Once a year, the HR blogging illuminati meets in secret (well they are a secret society) to bestow honour on someone special, someone hardworking in HR. In 2012 when this first commenced, the person chosen was Tim Sackett, and so this practice has forever come to be known as Tim Sackett day.
This blog post is my contribution to recognise my excellent friend, Victorio Milian, who this year’s Tim Sackett day is for.
Why am I so happy to recognise him? Or, as Elizabeth Barrett Browning so romantically put it:
Victorio is a lovely host. I’ve known Victorio a while, and visited his wonderful city of New York twice since we’ve known each other (when I say it’s his – he doesn’t quite own it, yet. He lives there). The first time I met him in 2012 I also met Crystal Miller and Stuart Jones, and I have the photos to prove it.

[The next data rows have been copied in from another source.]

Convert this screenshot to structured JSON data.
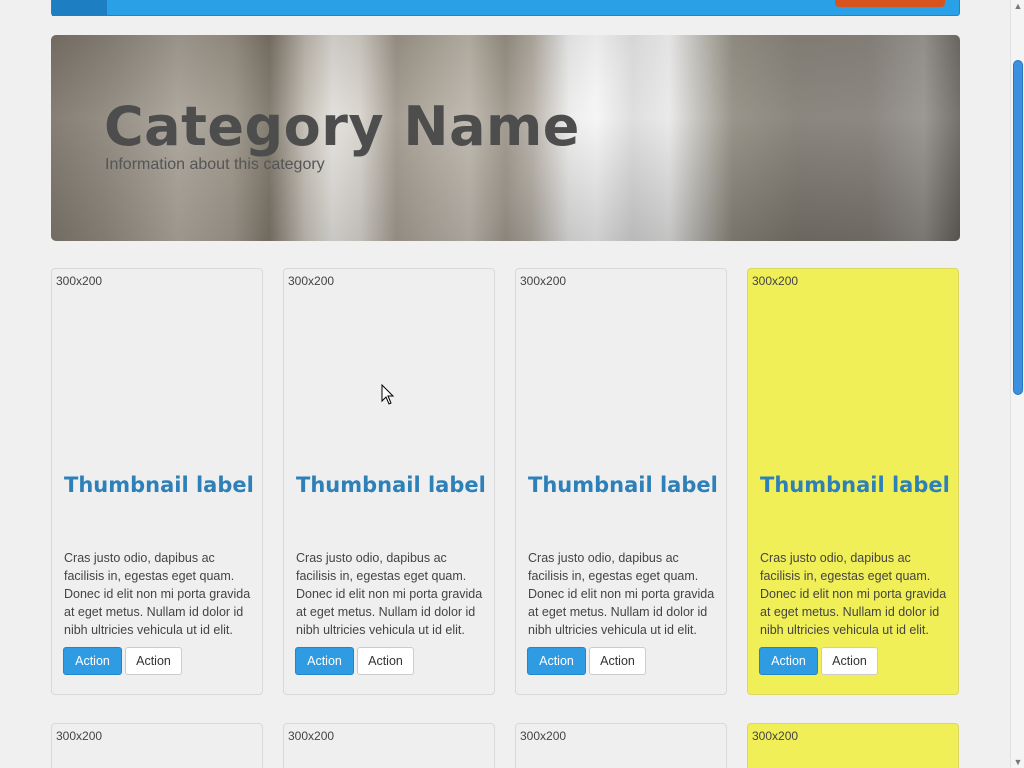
{
  "hero": {
    "title": "Category Name",
    "subtitle": "Information about this category"
  },
  "thumbnails": [
    {
      "image": "300x200",
      "label": "Thumbnail label",
      "text": "Cras justo odio, dapibus ac facilisis in, egestas eget quam. Donec id elit non mi porta gravida at eget metus. Nullam id dolor id nibh ultricies vehicula ut id elit.",
      "primary_label": "Action",
      "secondary_label": "Action",
      "highlighted": false
    },
    {
      "image": "300x200",
      "label": "Thumbnail label",
      "text": "Cras justo odio, dapibus ac facilisis in, egestas eget quam. Donec id elit non mi porta gravida at eget metus. Nullam id dolor id nibh ultricies vehicula ut id elit.",
      "primary_label": "Action",
      "secondary_label": "Action",
      "highlighted": false
    },
    {
      "image": "300x200",
      "label": "Thumbnail label",
      "text": "Cras justo odio, dapibus ac facilisis in, egestas eget quam. Donec id elit non mi porta gravida at eget metus. Nullam id dolor id nibh ultricies vehicula ut id elit.",
      "primary_label": "Action",
      "secondary_label": "Action",
      "highlighted": false
    },
    {
      "image": "300x200",
      "label": "Thumbnail label",
      "text": "Cras justo odio, dapibus ac facilisis in, egestas eget quam. Donec id elit non mi porta gravida at eget metus. Nullam id dolor id nibh ultricies vehicula ut id elit.",
      "primary_label": "Action",
      "secondary_label": "Action",
      "highlighted": true
    }
  ],
  "thumbnails_row2": [
    {
      "image": "300x200",
      "highlighted": false
    },
    {
      "image": "300x200",
      "highlighted": false
    },
    {
      "image": "300x200",
      "highlighted": false
    },
    {
      "image": "300x200",
      "highlighted": true
    }
  ],
  "colors": {
    "accent": "#2aa0e6",
    "highlight": "#f1ef58",
    "label": "#2e80b8",
    "nav_button": "#d9531e"
  },
  "icons": {
    "scroll_up": "scroll-up-arrow-icon",
    "scroll_down": "scroll-down-arrow-icon",
    "cursor": "mouse-pointer-icon"
  }
}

The four of us sat in a quiet corner of an hotel somewhere close to the financial district, enjoying a conversation about work. When I left, Victorio left with me, and though he was very busy (at the time he worked for Pret a Manger and had a demanding schedule as a recruiter), Victorio spent time giving me ideas about where to go and what to do in New York. He suspended his busyness long enough to show interest in what I wanted, and to help me feel welcome.
We met again, in 2014 – just the two of us this time. We had dinner and each talked about how we usefully bring our creative endeavours to our work. In Victorio’s case, he told me of a client he’s working with who are in the process of relocating, having been in the original location for many, many years. Victorio is a keen photographer, and he is using that skill to compile a record of the move from the old place, to the new. Organisational memory is an interesting thing, and I believe his work will be of value to people as they shift and adjust.
Victorio is a creative guy. I already mentioned his skill as a photographer, and he supports that with engaging thinking around the creative process as a whole. A good place to see him at work is his Creative Chaos website.
Victorio lets his work speak for itself. I’m aware of Victorio, I know he is there, and he doesn’t push it. In a time when technology allows us to be ever present, I appreciate his cadence and flow. It feels real.
Victorio understand the importance of not taking yourself too seriously.
I confess I am not a big fan of public displays of affection, I prefer to let people know how much they mean to me on a one to one basis. In this case, I am happy to make an exception. Happy Tim Sackett day, my excellent friend.